== Segment start ==

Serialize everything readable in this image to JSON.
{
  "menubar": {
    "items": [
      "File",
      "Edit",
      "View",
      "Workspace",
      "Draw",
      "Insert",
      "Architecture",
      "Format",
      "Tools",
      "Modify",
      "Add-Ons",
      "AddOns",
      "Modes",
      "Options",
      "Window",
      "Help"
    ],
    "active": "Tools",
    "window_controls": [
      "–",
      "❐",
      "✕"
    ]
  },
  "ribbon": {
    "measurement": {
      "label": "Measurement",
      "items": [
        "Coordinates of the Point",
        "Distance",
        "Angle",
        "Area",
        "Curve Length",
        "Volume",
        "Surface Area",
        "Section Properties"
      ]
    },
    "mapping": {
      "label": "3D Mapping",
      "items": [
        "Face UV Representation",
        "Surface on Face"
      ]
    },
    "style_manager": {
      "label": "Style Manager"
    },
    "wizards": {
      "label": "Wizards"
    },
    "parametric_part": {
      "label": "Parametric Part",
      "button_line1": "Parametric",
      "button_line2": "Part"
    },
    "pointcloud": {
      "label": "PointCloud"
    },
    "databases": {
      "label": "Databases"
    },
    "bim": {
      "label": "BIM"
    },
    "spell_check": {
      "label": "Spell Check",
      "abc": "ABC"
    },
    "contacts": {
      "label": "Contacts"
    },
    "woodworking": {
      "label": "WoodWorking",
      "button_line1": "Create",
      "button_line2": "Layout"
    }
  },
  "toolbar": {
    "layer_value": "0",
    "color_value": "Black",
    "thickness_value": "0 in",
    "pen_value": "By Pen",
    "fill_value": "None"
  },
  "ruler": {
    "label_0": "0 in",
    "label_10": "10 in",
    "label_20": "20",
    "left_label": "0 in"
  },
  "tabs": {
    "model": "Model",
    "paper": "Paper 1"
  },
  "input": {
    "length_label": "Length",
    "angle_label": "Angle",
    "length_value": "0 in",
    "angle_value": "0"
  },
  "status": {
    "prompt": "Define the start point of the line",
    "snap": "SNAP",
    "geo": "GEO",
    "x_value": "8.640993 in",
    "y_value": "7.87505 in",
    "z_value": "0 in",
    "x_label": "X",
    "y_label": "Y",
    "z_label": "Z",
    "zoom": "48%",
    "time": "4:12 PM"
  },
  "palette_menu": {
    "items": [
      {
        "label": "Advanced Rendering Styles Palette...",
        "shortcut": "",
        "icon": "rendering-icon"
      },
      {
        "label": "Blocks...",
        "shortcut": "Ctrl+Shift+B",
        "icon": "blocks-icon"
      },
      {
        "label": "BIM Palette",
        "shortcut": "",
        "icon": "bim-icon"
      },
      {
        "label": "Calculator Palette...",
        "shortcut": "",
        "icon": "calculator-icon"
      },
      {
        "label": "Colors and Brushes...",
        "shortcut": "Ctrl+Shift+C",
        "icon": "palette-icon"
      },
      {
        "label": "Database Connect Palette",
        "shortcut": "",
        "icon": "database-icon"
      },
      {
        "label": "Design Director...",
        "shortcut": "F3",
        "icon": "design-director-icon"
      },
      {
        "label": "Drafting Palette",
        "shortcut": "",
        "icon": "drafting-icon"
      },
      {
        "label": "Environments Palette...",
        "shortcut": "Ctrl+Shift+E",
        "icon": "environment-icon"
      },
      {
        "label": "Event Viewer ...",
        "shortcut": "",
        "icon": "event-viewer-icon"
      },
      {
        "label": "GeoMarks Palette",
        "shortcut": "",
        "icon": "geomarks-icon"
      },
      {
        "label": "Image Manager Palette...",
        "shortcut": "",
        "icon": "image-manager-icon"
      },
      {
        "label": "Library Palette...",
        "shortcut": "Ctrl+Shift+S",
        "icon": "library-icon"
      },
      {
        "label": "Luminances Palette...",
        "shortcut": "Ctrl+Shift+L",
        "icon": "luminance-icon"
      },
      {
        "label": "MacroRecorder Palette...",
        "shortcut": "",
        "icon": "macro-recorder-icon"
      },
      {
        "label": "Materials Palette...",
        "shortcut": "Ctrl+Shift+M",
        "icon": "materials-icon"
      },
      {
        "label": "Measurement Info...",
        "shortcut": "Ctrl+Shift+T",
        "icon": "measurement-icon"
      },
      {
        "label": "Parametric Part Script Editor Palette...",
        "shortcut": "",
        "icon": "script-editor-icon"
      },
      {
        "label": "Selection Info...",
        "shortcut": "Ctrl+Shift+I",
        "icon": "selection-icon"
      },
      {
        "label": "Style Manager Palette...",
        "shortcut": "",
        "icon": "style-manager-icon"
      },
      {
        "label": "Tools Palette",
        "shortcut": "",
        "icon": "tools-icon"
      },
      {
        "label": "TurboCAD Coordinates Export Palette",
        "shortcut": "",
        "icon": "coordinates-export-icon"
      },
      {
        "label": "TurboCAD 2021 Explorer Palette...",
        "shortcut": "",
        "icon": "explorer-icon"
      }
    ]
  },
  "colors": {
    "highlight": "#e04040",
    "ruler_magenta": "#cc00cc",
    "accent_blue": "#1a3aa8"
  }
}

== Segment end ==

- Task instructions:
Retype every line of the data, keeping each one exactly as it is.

- Solution to this problem:
Serialize everything readable in this image to JSON.
{
  "menubar": {
    "items": [
      "File",
      "Edit",
      "View",
      "Workspace",
      "Draw",
      "Insert",
      "Architecture",
      "Format",
      "Tools",
      "Modify",
      "Add-Ons",
      "AddOns",
      "Modes",
      "Options",
      "Window",
      "Help"
    ],
    "active": "Tools",
    "window_controls": [
      "–",
      "❐",
      "✕"
    ]
  },
  "ribbon": {
    "measurement": {
      "label": "Measurement",
      "items": [
        "Coordinates of the Point",
        "Distance",
        "Angle",
        "Area",
        "Curve Length",
        "Volume",
        "Surface Area",
        "Section Properties"
      ]
    },
    "mapping": {
      "label": "3D Mapping",
      "items": [
        "Face UV Representation",
        "Surface on Face"
      ]
    },
    "style_manager": {
      "label": "Style Manager"
    },
    "wizards": {
      "label": "Wizards"
    },
    "parametric_part": {
      "label": "Parametric Part",
      "button_line1": "Parametric",
      "button_line2": "Part"
    },
    "pointcloud": {
      "label": "PointCloud"
    },
    "databases": {
      "label": "Databases"
    },
    "bim": {
      "label": "BIM"
    },
    "spell_check": {
      "label": "Spell Check",
      "abc": "ABC"
    },
    "contacts": {
      "label": "Contacts"
    },
    "woodworking": {
      "label": "WoodWorking",
      "button_line1": "Create",
      "button_line2": "Layout"
    }
  },
  "toolbar": {
    "layer_value": "0",
    "color_value": "Black",
    "thickness_value": "0 in",
    "pen_value": "By Pen",
    "fill_value": "None"
  },
  "ruler": {
    "label_0": "0 in",
    "label_10": "10 in",
    "label_20": "20",
    "left_label": "0 in"
  },
  "tabs": {
    "model": "Model",
    "paper": "Paper 1"
  },
  "input": {
    "length_label": "Length",
    "angle_label": "Angle",
    "length_value": "0 in",
    "angle_value": "0"
  },
  "status": {
    "prompt": "Define the start point of the line",
    "snap": "SNAP",
    "geo": "GEO",
    "x_value": "8.640993 in",
    "y_value": "7.87505 in",
    "z_value": "0 in",
    "x_label": "X",
    "y_label": "Y",
    "z_label": "Z",
    "zoom": "48%",
    "time": "4:12 PM"
  },
  "palette_menu": {
    "items": [
      {
        "label": "Advanced Rendering Styles Palette...",
        "shortcut": "",
        "icon": "rendering-icon"
      },
      {
        "label": "Blocks...",
        "shortcut": "Ctrl+Shift+B",
        "icon": "blocks-icon"
      },
      {
        "label": "BIM Palette",
        "shortcut": "",
        "icon": "bim-icon"
      },
      {
        "label": "Calculator Palette...",
        "shortcut": "",
        "icon": "calculator-icon"
      },
      {
        "label": "Colors and Brushes...",
        "shortcut": "Ctrl+Shift+C",
        "icon": "palette-icon"
      },
      {
        "label": "Database Connect Palette",
        "shortcut": "",
        "icon": "database-icon"
      },
      {
        "label": "Design Director...",
        "shortcut": "F3",
        "icon": "design-director-icon"
      },
      {
        "label": "Drafting Palette",
        "shortcut": "",
        "icon": "drafting-icon"
      },
      {
        "label": "Environments Palette...",
        "shortcut": "Ctrl+Shift+E",
        "icon": "environment-icon"
      },
      {
        "label": "Event Viewer ...",
        "shortcut": "",
        "icon": "event-viewer-icon"
      },
      {
        "label": "GeoMarks Palette",
        "shortcut": "",
        "icon": "geomarks-icon"
      },
      {
        "label": "Image Manager Palette...",
        "shortcut": "",
        "icon": "image-manager-icon"
      },
      {
        "label": "Library Palette...",
        "shortcut": "Ctrl+Shift+S",
        "icon": "library-icon"
      },
      {
        "label": "Luminances Palette...",
        "shortcut": "Ctrl+Shift+L",
        "icon": "luminance-icon"
      },
      {
        "label": "MacroRecorder Palette...",
        "shortcut": "",
        "icon": "macro-recorder-icon"
      },
      {
        "label": "Materials Palette...",
        "shortcut": "Ctrl+Shift+M",
        "icon": "materials-icon"
      },
      {
        "label": "Measurement Info...",
        "shortcut": "Ctrl+Shift+T",
        "icon": "measurement-icon"
      },
      {
        "label": "Parametric Part Script Editor Palette...",
        "shortcut": "",
        "icon": "script-editor-icon"
      },
      {
        "label": "Selection Info...",
        "shortcut": "Ctrl+Shift+I",
        "icon": "selection-icon"
      },
      {
        "label": "Style Manager Palette...",
        "shortcut": "",
        "icon": "style-manager-icon"
      },
      {
        "label": "Tools Palette",
        "shortcut": "",
        "icon": "tools-icon"
      },
      {
        "label": "TurboCAD Coordinates Export Palette",
        "shortcut": "",
        "icon": "coordinates-export-icon"
      },
      {
        "label": "TurboCAD 2021 Explorer Palette...",
        "shortcut": "",
        "icon": "explorer-icon"
      }
    ]
  },
  "colors": {
    "highlight": "#e04040",
    "ruler_magenta": "#cc00cc",
    "accent_blue": "#1a3aa8"
  }
}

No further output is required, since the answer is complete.